While the enhancements introduce important new functionality that is a competitive differentiator for PeopleSoft, the company is also delivering products that help it play catch-up with some of its competitors.

For example, PeopleSoft introduced six new Process Integration Packs for CRM that provide pre-built integration between Oracle and SAP applications and PeopleSoft’s order management, service fulfillment, and service request materials authorization modules.

The Process Integration Packs exploit integration technology that PeopleSoft developed resulting from its AppConnect initiative, announced last year. Nevertheless, suggests Kelly Spang Ferguson, principal CRM analyst with consultancy Current Analysis, PeopleSoft is still in the early stages of building an integration platform to rival those of its competitors. “PeopleSoft is in the early stages of rolling out its Process Integration Packs to integrate its applications with third-party applications, which puts it in a catch-up mode with e-business rivals including Oracle, SAP, and Siebel that have established integration platforms,” Spang Ferguson writes.

Wilson says that customers should expect additional Process Integration Packs for supply chain management and other applications over the next few months.

Customers Give PeopleSoft CRM High Marks

AMR recently surveyed PeopleSoft CRM customers and found that most gave the suite high marks in many categories.

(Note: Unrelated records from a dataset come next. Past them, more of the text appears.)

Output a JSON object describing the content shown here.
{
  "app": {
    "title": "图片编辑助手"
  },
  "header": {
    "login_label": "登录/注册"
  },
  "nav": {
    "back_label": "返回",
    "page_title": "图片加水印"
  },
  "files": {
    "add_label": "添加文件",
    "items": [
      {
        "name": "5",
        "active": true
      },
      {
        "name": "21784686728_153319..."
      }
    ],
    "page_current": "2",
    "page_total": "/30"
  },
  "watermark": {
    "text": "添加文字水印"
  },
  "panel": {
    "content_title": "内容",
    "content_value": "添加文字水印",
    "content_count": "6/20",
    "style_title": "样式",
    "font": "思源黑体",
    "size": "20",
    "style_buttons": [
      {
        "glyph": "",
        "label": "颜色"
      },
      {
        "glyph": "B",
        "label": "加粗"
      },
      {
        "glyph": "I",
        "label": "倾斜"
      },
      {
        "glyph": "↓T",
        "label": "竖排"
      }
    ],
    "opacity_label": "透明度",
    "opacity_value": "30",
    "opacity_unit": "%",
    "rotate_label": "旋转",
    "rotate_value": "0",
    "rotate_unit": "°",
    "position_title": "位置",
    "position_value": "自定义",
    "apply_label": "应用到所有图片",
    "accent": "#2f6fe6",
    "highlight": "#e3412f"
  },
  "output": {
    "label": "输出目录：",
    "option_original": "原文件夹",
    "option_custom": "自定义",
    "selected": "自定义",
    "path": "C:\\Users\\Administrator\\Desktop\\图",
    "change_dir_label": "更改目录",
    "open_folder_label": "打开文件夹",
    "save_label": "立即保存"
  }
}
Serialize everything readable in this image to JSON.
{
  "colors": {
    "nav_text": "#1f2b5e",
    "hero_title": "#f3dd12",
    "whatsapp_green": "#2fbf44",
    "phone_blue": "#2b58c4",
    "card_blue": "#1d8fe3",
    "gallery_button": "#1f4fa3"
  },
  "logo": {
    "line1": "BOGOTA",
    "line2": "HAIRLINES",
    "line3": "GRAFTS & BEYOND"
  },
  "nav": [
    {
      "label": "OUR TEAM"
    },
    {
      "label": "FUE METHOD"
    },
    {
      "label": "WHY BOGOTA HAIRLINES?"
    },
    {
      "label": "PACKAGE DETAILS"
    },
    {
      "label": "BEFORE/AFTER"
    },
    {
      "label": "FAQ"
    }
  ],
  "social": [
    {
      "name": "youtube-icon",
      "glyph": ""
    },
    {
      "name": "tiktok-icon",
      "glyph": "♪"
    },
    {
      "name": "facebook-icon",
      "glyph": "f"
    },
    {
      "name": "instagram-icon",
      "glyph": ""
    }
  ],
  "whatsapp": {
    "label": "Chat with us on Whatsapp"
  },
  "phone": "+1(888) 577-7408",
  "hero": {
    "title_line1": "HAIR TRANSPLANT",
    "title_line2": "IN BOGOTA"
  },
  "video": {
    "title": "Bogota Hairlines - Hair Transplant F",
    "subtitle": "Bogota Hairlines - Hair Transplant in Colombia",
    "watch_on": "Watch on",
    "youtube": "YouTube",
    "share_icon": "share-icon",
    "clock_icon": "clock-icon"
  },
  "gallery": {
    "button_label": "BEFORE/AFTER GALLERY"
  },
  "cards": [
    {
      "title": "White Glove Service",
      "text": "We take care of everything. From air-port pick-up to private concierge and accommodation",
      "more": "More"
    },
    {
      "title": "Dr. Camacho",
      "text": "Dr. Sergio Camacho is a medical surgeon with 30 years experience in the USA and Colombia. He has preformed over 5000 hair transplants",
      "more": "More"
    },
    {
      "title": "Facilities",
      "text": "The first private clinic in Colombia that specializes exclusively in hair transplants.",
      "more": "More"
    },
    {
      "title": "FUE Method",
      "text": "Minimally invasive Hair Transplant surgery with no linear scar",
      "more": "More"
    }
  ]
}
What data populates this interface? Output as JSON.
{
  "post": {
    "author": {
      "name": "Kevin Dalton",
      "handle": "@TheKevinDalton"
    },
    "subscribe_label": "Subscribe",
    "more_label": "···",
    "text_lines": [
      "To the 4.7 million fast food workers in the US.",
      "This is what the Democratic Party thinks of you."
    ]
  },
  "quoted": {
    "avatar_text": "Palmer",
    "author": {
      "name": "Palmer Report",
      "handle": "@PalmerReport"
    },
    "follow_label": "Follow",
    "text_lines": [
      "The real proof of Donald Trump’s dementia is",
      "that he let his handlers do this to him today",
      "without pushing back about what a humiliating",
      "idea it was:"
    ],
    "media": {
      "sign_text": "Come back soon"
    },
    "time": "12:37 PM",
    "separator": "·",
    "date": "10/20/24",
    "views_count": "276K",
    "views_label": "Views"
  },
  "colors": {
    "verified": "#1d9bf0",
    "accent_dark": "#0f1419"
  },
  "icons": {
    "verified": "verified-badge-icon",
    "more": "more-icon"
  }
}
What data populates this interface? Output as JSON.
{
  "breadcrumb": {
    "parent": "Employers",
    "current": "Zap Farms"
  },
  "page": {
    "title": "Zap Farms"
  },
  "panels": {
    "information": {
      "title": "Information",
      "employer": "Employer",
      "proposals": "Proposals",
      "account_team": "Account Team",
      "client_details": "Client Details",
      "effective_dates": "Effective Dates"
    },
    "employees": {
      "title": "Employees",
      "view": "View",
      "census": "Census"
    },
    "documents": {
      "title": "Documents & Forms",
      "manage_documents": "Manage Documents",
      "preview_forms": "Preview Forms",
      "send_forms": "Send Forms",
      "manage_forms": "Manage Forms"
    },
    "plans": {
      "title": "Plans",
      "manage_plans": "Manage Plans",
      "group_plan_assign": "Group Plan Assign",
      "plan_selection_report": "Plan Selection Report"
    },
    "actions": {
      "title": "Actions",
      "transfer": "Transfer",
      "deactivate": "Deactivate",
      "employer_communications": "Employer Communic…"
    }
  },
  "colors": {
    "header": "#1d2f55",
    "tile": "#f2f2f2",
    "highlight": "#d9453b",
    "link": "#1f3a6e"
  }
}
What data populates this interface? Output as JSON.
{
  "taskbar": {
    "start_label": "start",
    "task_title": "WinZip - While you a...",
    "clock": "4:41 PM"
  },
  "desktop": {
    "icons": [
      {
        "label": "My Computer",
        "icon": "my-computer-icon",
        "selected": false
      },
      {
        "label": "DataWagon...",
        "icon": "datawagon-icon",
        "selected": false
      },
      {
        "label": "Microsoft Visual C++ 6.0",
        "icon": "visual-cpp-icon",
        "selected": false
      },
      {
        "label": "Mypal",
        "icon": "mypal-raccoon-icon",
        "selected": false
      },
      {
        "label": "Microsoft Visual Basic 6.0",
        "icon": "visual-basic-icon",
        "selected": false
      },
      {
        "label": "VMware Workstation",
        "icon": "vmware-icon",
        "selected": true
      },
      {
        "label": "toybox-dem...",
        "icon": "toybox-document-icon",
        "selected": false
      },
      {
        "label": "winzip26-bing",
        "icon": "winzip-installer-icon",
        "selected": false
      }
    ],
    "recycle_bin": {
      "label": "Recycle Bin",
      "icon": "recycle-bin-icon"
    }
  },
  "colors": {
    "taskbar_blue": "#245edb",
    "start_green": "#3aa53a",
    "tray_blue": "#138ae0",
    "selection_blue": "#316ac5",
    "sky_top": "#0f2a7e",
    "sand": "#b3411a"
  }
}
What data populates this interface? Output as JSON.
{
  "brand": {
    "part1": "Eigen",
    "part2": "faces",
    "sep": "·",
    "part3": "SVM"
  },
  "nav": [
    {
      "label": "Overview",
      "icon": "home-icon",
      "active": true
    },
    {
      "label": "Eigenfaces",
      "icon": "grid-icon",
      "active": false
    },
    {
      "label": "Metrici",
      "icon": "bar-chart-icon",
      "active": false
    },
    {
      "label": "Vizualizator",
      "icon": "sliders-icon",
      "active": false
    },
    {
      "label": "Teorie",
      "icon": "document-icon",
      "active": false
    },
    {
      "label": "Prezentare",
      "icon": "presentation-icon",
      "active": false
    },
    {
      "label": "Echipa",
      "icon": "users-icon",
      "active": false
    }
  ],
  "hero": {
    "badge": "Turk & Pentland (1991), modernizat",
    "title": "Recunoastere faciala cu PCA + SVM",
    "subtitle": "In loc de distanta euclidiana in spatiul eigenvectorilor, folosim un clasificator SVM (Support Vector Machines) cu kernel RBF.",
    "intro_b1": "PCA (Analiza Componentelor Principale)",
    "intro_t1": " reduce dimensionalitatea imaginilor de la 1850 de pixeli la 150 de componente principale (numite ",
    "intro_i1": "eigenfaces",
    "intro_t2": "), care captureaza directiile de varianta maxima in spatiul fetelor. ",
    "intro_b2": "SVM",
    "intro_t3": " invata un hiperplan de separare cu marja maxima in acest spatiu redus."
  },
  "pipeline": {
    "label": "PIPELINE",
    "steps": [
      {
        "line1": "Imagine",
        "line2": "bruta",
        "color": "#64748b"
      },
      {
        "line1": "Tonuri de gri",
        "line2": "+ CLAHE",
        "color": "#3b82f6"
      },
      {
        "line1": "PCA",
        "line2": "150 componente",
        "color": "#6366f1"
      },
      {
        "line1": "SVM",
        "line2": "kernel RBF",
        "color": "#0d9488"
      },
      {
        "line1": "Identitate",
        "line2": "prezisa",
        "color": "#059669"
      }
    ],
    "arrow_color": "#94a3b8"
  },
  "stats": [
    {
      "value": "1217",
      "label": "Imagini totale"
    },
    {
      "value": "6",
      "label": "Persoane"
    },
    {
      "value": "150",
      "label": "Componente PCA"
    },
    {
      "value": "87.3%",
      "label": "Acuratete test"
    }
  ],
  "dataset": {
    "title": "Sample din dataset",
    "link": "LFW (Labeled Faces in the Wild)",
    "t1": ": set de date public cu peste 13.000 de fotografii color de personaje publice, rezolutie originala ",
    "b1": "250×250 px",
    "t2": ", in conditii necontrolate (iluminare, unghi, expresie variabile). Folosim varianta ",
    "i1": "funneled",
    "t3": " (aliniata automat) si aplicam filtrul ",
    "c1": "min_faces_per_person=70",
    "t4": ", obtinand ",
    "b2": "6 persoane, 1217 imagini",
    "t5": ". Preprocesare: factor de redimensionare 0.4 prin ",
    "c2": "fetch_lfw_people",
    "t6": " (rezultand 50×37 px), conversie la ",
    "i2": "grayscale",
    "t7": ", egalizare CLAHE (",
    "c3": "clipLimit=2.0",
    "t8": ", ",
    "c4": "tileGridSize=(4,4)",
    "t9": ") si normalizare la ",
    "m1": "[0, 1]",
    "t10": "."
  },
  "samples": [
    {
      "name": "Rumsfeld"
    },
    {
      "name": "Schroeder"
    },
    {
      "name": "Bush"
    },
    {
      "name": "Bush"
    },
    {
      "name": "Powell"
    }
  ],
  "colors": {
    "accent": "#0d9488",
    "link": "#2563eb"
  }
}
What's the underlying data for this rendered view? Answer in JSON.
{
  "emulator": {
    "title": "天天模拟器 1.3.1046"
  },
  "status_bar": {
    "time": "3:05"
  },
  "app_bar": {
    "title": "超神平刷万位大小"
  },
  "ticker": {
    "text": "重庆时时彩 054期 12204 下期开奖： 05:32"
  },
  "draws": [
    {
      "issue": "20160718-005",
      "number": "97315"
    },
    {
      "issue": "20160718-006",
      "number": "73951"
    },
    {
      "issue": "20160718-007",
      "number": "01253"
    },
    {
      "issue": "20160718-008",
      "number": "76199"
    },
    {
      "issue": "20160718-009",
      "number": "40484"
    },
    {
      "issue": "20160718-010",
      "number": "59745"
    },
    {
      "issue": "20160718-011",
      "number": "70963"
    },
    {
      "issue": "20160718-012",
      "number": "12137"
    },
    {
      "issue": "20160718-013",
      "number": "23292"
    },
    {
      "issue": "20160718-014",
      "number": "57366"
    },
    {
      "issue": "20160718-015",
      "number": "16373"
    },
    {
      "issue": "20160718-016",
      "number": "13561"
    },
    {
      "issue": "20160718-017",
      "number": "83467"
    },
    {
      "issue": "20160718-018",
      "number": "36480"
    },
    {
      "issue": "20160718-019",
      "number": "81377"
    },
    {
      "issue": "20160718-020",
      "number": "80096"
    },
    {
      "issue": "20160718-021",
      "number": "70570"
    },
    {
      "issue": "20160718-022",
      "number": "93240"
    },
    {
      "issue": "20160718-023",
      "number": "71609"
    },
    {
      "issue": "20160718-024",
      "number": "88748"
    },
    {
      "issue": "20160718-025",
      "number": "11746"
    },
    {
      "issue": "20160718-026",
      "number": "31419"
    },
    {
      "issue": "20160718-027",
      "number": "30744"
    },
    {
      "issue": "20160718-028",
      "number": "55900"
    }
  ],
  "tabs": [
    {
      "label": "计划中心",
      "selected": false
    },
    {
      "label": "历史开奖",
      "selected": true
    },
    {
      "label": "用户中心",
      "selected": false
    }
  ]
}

In particular, the analyst firm noted, respondents say that PeopleSoft has made great leaps in usability in recent revisions of the suite. Many customers touted the responsiveness of the PeopleSoft support team, and all references indicated that if they had to do it all over again, they’d still choose PeopleSoft CRM. AMR’s survey pool was based on references selected by PeopleSoft, along with unsolicited references that the firm itself discovered.

PeopleSoft’s Wilson says that his company is committed to “the total ownership experience” of its software. “That’s really trying to make sure that usability is improved, that implementations are smoother and upgrades are easier,” he comments. “We’re spending over half a billion dollars to do this across all of our products, including CRM.”

About the Author

Stephen Swoyer is a Nashville, TN-based freelance journalist who writes about technology.